[Data for this task Boundary: Start]

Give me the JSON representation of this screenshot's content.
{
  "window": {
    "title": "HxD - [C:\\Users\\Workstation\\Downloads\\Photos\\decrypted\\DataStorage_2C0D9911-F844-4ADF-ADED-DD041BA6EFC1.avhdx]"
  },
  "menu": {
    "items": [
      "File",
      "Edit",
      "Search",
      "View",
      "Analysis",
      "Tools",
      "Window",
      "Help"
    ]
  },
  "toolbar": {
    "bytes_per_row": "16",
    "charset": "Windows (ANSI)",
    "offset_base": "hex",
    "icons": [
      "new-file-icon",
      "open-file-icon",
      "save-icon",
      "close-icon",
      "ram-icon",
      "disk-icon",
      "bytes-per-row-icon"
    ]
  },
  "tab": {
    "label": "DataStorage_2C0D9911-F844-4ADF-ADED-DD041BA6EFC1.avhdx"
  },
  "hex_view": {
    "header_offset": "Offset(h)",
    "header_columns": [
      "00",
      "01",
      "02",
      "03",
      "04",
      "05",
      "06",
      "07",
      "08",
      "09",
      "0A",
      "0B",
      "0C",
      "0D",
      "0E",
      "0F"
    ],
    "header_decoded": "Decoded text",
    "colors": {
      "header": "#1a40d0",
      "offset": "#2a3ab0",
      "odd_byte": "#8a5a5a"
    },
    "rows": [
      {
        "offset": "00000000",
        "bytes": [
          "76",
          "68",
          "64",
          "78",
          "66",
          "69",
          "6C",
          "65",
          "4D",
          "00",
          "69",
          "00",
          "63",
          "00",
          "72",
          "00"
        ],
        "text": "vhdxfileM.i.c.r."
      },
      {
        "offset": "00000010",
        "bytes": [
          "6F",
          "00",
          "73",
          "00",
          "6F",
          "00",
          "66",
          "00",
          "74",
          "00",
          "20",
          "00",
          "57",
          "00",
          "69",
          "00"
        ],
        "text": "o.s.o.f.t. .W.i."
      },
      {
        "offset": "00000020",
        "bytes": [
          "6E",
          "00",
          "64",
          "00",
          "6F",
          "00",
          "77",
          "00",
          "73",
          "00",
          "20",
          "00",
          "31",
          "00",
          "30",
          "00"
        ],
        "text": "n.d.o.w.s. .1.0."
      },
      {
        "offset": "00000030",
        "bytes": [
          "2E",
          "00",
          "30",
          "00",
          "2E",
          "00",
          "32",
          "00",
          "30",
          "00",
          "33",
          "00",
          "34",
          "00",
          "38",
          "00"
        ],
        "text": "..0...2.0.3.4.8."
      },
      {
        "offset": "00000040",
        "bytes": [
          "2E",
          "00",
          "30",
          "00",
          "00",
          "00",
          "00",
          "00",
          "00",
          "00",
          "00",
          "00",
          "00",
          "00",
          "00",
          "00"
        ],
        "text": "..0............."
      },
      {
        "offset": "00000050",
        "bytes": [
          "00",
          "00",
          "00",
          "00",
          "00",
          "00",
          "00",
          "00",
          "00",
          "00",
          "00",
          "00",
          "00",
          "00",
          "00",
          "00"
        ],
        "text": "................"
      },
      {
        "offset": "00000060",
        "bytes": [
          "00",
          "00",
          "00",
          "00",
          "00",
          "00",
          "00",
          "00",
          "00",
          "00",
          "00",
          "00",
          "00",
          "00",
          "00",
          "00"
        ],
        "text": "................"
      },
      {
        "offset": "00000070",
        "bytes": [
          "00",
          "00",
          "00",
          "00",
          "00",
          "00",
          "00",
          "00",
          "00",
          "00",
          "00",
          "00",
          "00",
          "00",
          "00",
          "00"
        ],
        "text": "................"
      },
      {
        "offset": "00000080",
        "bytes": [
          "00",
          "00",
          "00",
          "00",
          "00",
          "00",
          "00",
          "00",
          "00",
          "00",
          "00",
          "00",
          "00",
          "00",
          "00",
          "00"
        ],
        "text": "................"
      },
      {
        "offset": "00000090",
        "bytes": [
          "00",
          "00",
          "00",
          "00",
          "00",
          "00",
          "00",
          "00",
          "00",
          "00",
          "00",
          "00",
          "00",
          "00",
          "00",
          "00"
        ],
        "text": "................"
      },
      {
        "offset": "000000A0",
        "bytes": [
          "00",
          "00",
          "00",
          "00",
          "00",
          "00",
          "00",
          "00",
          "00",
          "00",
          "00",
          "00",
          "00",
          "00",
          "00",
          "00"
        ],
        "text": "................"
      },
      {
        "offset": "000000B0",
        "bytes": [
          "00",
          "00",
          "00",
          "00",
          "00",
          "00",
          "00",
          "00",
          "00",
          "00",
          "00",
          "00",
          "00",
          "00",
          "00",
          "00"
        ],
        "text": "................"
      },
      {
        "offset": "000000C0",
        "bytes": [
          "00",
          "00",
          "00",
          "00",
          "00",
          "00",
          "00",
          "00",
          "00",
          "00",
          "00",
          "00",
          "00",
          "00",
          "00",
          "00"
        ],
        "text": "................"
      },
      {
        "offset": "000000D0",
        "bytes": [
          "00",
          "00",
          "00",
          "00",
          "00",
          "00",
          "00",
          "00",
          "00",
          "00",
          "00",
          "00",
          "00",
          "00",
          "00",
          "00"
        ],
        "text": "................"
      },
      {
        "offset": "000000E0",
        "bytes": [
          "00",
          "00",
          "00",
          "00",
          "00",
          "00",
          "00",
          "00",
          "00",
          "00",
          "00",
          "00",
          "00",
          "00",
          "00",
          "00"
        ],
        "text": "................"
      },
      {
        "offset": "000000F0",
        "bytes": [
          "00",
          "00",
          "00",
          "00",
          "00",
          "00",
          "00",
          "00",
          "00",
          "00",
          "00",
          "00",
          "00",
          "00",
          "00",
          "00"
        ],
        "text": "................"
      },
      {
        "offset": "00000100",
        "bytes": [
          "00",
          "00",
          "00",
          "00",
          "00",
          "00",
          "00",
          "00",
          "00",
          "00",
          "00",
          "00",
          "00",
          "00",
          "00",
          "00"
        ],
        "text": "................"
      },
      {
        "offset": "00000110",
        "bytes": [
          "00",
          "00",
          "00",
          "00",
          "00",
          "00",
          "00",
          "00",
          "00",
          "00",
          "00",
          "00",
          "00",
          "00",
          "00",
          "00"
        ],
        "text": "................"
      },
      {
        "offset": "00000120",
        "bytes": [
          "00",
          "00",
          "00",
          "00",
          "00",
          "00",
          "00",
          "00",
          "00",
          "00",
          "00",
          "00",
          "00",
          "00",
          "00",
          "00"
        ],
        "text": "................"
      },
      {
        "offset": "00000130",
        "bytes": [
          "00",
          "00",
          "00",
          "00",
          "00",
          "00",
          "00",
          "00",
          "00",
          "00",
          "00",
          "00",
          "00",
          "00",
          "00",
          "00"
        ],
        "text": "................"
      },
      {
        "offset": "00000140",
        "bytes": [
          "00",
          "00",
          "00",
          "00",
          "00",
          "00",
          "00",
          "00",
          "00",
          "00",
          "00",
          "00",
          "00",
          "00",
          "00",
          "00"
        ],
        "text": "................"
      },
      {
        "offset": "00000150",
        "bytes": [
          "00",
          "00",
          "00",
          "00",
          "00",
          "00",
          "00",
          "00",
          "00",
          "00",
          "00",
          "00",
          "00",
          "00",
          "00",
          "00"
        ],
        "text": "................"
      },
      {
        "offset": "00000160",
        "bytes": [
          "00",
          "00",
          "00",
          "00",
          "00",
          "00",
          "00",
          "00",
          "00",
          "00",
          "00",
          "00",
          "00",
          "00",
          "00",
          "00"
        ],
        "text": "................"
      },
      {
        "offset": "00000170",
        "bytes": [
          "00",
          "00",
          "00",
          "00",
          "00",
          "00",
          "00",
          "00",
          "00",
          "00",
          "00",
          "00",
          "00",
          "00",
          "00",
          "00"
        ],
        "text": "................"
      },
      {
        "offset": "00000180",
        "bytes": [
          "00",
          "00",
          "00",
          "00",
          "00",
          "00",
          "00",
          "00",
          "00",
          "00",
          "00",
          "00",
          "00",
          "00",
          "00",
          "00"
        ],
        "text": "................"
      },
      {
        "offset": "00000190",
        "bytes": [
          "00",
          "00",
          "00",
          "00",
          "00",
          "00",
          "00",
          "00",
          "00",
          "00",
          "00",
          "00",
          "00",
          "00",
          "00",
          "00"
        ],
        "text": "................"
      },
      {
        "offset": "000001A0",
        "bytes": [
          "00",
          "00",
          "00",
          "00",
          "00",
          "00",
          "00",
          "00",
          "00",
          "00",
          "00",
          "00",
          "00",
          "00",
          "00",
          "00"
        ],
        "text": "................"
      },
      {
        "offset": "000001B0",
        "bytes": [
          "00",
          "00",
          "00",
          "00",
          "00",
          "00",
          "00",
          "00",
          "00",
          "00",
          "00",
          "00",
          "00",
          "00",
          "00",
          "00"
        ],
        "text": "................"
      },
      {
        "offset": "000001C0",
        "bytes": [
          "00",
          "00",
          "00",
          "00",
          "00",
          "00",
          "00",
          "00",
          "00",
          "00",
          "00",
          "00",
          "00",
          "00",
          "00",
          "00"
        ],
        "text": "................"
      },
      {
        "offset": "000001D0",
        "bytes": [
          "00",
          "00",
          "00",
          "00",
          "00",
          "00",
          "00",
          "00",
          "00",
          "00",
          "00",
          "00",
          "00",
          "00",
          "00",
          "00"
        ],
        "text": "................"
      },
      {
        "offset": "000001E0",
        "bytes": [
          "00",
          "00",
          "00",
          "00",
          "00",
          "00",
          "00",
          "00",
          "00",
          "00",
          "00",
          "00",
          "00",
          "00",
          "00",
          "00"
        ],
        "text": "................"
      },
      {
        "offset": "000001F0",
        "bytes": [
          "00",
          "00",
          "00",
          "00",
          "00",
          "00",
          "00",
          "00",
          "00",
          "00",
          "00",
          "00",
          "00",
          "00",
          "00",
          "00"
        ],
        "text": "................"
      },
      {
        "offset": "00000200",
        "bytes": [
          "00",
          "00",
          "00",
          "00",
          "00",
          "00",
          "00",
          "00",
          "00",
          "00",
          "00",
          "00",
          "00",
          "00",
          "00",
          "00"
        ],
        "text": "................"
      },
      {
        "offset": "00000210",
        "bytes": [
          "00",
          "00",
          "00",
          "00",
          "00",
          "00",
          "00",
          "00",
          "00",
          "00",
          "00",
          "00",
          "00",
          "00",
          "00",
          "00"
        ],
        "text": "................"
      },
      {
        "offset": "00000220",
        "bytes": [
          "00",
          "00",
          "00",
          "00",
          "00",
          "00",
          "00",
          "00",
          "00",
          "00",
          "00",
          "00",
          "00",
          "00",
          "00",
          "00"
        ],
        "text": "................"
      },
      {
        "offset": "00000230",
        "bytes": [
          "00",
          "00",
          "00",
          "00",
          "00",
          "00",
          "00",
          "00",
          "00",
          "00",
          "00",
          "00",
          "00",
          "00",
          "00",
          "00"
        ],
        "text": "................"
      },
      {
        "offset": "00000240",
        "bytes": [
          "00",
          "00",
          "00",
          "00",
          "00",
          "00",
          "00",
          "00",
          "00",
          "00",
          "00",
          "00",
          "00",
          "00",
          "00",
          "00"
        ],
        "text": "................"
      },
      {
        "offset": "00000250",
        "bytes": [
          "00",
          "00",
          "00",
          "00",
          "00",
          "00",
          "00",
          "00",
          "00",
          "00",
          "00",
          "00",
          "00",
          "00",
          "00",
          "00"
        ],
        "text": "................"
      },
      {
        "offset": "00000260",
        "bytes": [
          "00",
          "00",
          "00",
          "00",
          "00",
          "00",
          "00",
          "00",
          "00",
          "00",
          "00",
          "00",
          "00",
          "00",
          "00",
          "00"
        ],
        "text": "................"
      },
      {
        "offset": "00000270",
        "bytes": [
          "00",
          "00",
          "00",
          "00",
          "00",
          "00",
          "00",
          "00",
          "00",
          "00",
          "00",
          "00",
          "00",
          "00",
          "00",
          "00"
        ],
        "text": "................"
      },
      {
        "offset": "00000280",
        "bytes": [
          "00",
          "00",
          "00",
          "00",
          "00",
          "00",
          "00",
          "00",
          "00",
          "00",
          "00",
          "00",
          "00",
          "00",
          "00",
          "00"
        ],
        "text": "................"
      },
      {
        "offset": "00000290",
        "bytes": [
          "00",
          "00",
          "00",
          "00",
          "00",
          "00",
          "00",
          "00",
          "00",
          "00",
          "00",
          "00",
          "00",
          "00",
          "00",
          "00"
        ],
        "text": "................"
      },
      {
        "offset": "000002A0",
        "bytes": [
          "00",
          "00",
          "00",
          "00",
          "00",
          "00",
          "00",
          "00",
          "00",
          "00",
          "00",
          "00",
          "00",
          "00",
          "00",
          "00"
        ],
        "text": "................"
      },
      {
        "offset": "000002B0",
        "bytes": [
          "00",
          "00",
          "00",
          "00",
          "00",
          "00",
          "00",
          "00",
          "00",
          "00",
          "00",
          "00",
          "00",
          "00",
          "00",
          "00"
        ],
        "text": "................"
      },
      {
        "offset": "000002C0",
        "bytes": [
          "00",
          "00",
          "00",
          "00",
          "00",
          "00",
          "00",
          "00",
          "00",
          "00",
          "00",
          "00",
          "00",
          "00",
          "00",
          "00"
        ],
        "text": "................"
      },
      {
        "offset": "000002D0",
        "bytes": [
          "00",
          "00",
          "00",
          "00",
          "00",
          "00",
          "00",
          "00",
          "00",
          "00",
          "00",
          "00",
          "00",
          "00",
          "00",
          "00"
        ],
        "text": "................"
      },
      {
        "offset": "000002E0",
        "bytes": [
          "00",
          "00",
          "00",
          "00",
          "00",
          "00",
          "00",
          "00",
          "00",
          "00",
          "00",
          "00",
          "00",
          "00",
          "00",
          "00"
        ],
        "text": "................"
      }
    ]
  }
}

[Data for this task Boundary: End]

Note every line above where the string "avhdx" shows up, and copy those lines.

> Output below
    "title": "HxD - [C:\\Users\\Workstation\\Downloads\\Photos\\decrypted\\DataStorage_2C0D9911-F844-4ADF-ADED-DD041BA6EFC1.avhdx]"
    "label": "DataStorage_2C0D9911-F844-4ADF-ADED-DD041BA6EFC1.avhdx"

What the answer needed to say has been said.